by Nick Bennett, NRCM Staff Scientist and Watersheds Project Director
Good morning Senator Saviello, Representative Hamper and members of the Environment and Natural Resources Committee.
My name is Nick Bennett, and I am the staff scientist for the Natural Resources Council of Maine.
Snow that has been removed from roadways contains many pollutants such as salt, animal feces, hydrocarbons, heavy metals and trash. From a practical standpoint, it is a bad idea to deposit this snow directly into waterbodies. Imagine the effects doing so could have on calm flats, which are typically located right along the shore, where snow would be dumped from a truck. Dumping these materials on a productive shellfish bed could very quickly result in closure of the bed due to fecal coliform from animal waste.

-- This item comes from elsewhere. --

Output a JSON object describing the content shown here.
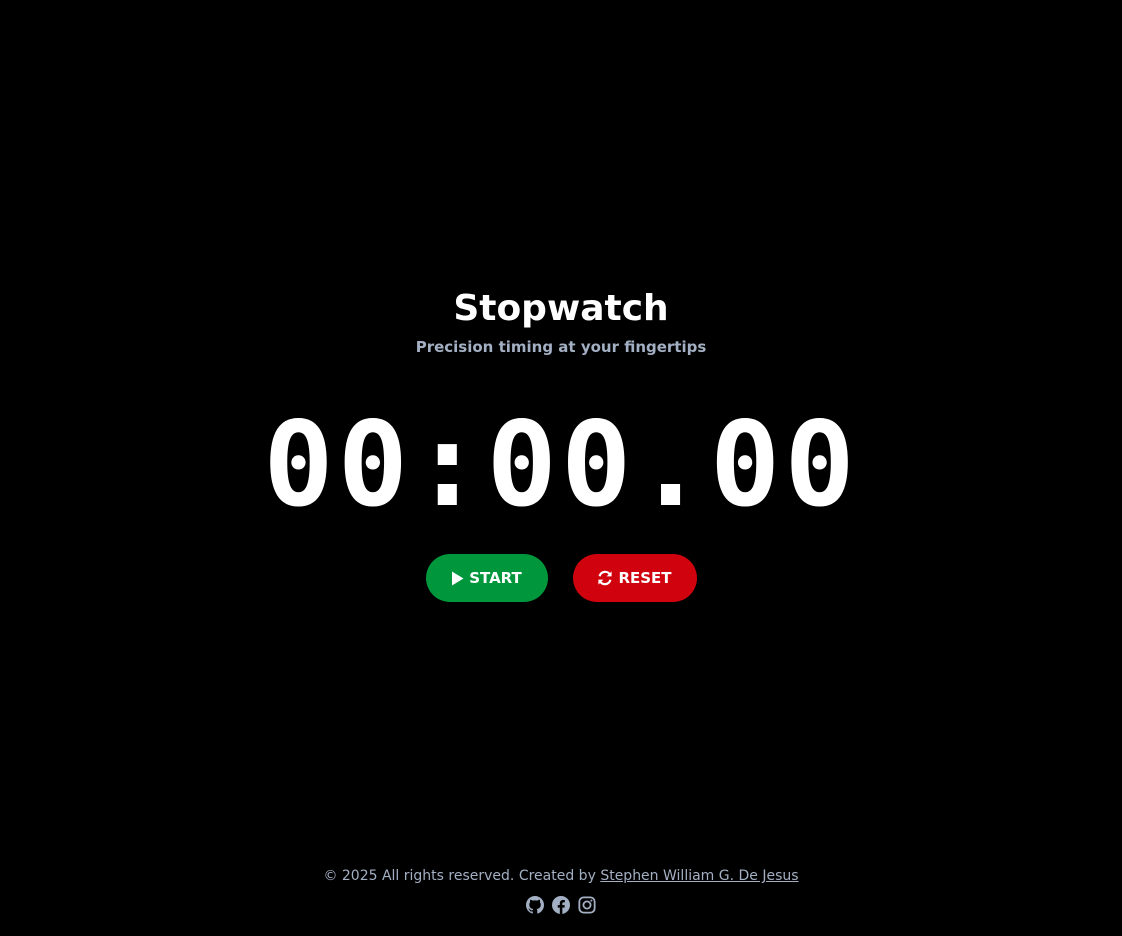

It is a much better idea to pile snow in an area not adjacent to a water body, where it can melt slowly and the runoff can be buffered by vegetation and percolation of water into the soil. Much like storm water runoff from parking lots, it is possible to reduce the pollution in runoff from snow piles if the water passes through a vegetated area prior to entering a water body. Pollutants in the runoff from snow piles adsorb to organic material in the soil and also infiltrate into soil where silt and sediment filter out.
I have attached a useful article on pollution from snow removed from roadways, parking lots, and other areas. This article clearly recommends that snow be piled in areas where the soil has infiltration capacity and where vegetation can buffer runoff from the pile. It also states that debris should be removed from the area after the pile has melted.
Thus, dumping snow directly into waterbodies, as LD 333 would allow, is not a good idea. In certain emergency situations where direct discharge of snow to a waterbody is necessary, it would also be illegal to do so without a permit. Section 301 of the Clean Water Act bans the discharge of pollutants to waterbodies without a permit. Snow that has come off roadways contains many pollutants, so LD 333 would likely result in Maine violating federal law.
Please vote ought not to pass on LD 333.